◆ **Stored entries**
BEGIN

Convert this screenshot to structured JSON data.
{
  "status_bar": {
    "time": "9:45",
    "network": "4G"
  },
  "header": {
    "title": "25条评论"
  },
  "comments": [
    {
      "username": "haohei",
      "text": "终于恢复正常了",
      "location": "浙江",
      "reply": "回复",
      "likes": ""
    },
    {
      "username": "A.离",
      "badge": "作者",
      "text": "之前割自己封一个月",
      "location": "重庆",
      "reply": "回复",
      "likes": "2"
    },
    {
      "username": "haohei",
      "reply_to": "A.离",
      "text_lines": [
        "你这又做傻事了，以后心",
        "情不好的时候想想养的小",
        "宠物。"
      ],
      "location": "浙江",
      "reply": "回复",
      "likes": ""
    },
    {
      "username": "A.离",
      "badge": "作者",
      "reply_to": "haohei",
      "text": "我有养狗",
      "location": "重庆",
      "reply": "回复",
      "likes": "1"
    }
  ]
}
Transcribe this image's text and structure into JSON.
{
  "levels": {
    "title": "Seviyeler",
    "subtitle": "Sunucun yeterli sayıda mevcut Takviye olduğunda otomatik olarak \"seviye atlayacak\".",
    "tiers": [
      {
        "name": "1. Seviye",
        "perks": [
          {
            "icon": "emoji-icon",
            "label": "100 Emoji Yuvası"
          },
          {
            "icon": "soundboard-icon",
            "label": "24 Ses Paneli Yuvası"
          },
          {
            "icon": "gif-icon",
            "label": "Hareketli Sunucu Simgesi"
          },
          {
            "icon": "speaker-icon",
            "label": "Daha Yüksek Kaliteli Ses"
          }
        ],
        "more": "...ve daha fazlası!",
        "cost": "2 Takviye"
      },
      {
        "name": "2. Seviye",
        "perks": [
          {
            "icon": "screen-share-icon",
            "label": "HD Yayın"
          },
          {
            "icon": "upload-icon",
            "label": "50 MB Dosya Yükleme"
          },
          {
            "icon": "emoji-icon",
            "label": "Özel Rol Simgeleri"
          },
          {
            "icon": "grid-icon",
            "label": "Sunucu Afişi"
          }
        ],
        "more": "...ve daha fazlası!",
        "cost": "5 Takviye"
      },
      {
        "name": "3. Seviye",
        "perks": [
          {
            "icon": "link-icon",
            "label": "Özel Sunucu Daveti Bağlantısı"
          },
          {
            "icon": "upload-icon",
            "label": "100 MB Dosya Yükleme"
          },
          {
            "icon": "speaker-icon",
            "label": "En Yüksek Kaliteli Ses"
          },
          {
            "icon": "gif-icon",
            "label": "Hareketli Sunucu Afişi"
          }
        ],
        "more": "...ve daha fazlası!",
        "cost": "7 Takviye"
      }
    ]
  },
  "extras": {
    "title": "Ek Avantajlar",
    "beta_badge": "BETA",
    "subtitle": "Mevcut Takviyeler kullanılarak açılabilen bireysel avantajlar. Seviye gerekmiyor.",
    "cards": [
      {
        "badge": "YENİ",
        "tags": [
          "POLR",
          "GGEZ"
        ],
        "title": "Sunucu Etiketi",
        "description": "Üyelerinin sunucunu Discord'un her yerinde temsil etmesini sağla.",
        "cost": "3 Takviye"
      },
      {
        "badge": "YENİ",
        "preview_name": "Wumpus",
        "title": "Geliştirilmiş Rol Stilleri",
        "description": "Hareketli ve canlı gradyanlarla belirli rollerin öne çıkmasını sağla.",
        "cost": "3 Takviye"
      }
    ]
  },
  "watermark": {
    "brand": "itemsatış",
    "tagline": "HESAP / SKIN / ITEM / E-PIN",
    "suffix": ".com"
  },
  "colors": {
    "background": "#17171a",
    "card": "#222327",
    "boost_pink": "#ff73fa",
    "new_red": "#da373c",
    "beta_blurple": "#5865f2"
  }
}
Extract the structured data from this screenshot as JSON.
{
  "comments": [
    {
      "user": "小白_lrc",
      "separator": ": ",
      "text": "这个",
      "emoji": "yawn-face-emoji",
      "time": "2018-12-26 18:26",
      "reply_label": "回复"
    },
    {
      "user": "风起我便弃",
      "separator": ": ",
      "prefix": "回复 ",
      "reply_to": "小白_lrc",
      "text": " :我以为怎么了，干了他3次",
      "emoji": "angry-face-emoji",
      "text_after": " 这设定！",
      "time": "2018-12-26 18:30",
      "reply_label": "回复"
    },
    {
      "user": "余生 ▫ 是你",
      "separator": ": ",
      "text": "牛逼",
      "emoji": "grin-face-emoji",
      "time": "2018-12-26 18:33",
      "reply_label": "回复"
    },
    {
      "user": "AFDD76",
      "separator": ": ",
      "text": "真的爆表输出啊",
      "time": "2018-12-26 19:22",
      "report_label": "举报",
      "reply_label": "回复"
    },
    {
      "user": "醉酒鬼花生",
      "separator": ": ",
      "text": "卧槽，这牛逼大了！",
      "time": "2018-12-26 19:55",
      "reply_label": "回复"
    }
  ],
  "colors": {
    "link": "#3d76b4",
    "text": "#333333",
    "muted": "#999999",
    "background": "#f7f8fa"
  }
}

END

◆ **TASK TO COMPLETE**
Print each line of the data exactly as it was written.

◆ **FINISHED TASK**
Convert this screenshot to structured JSON data.
{
  "status_bar": {
    "time": "9:45",
    "network": "4G"
  },
  "header": {
    "title": "25条评论"
  },
  "comments": [
    {
      "username": "haohei",
      "text": "终于恢复正常了",
      "location": "浙江",
      "reply": "回复",
      "likes": ""
    },
    {
      "username": "A.离",
      "badge": "作者",
      "text": "之前割自己封一个月",
      "location": "重庆",
      "reply": "回复",
      "likes": "2"
    },
    {
      "username": "haohei",
      "reply_to": "A.离",
      "text_lines": [
        "你这又做傻事了，以后心",
        "情不好的时候想想养的小",
        "宠物。"
      ],
      "location": "浙江",
      "reply": "回复",
      "likes": ""
    },
    {
      "username": "A.离",
      "badge": "作者",
      "reply_to": "haohei",
      "text": "我有养狗",
      "location": "重庆",
      "reply": "回复",
      "likes": "1"
    }
  ]
}
Transcribe this image's text and structure into JSON.
{
  "levels": {
    "title": "Seviyeler",
    "subtitle": "Sunucun yeterli sayıda mevcut Takviye olduğunda otomatik olarak \"seviye atlayacak\".",
    "tiers": [
      {
        "name": "1. Seviye",
        "perks": [
          {
            "icon": "emoji-icon",
            "label": "100 Emoji Yuvası"
          },
          {
            "icon": "soundboard-icon",
            "label": "24 Ses Paneli Yuvası"
          },
          {
            "icon": "gif-icon",
            "label": "Hareketli Sunucu Simgesi"
          },
          {
            "icon": "speaker-icon",
            "label": "Daha Yüksek Kaliteli Ses"
          }
        ],
        "more": "...ve daha fazlası!",
        "cost": "2 Takviye"
      },
      {
        "name": "2. Seviye",
        "perks": [
          {
            "icon": "screen-share-icon",
            "label": "HD Yayın"
          },
          {
            "icon": "upload-icon",
            "label": "50 MB Dosya Yükleme"
          },
          {
            "icon": "emoji-icon",
            "label": "Özel Rol Simgeleri"
          },
          {
            "icon": "grid-icon",
            "label": "Sunucu Afişi"
          }
        ],
        "more": "...ve daha fazlası!",
        "cost": "5 Takviye"
      },
      {
        "name": "3. Seviye",
        "perks": [
          {
            "icon": "link-icon",
            "label": "Özel Sunucu Daveti Bağlantısı"
          },
          {
            "icon": "upload-icon",
            "label": "100 MB Dosya Yükleme"
          },
          {
            "icon": "speaker-icon",
            "label": "En Yüksek Kaliteli Ses"
          },
          {
            "icon": "gif-icon",
            "label": "Hareketli Sunucu Afişi"
          }
        ],
        "more": "...ve daha fazlası!",
        "cost": "7 Takviye"
      }
    ]
  },
  "extras": {
    "title": "Ek Avantajlar",
    "beta_badge": "BETA",
    "subtitle": "Mevcut Takviyeler kullanılarak açılabilen bireysel avantajlar. Seviye gerekmiyor.",
    "cards": [
      {
        "badge": "YENİ",
        "tags": [
          "POLR",
          "GGEZ"
        ],
        "title": "Sunucu Etiketi",
        "description": "Üyelerinin sunucunu Discord'un her yerinde temsil etmesini sağla.",
        "cost": "3 Takviye"
      },
      {
        "badge": "YENİ",
        "preview_name": "Wumpus",
        "title": "Geliştirilmiş Rol Stilleri",
        "description": "Hareketli ve canlı gradyanlarla belirli rollerin öne çıkmasını sağla.",
        "cost": "3 Takviye"
      }
    ]
  },
  "watermark": {
    "brand": "itemsatış",
    "tagline": "HESAP / SKIN / ITEM / E-PIN",
    "suffix": ".com"
  },
  "colors": {
    "background": "#17171a",
    "card": "#222327",
    "boost_pink": "#ff73fa",
    "new_red": "#da373c",
    "beta_blurple": "#5865f2"
  }
}
Extract the structured data from this screenshot as JSON.
{
  "comments": [
    {
      "user": "小白_lrc",
      "separator": ": ",
      "text": "这个",
      "emoji": "yawn-face-emoji",
      "time": "2018-12-26 18:26",
      "reply_label": "回复"
    },
    {
      "user": "风起我便弃",
      "separator": ": ",
      "prefix": "回复 ",
      "reply_to": "小白_lrc",
      "text": " :我以为怎么了，干了他3次",
      "emoji": "angry-face-emoji",
      "text_after": " 这设定！",
      "time": "2018-12-26 18:30",
      "reply_label": "回复"
    },
    {
      "user": "余生 ▫ 是你",
      "separator": ": ",
      "text": "牛逼",
      "emoji": "grin-face-emoji",
      "time": "2018-12-26 18:33",
      "reply_label": "回复"
    },
    {
      "user": "AFDD76",
      "separator": ": ",
      "text": "真的爆表输出啊",
      "time": "2018-12-26 19:22",
      "report_label": "举报",
      "reply_label": "回复"
    },
    {
      "user": "醉酒鬼花生",
      "separator": ": ",
      "text": "卧槽，这牛逼大了！",
      "time": "2018-12-26 19:55",
      "reply_label": "回复"
    }
  ],
  "colors": {
    "link": "#3d76b4",
    "text": "#333333",
    "muted": "#999999",
    "background": "#f7f8fa"
  }
}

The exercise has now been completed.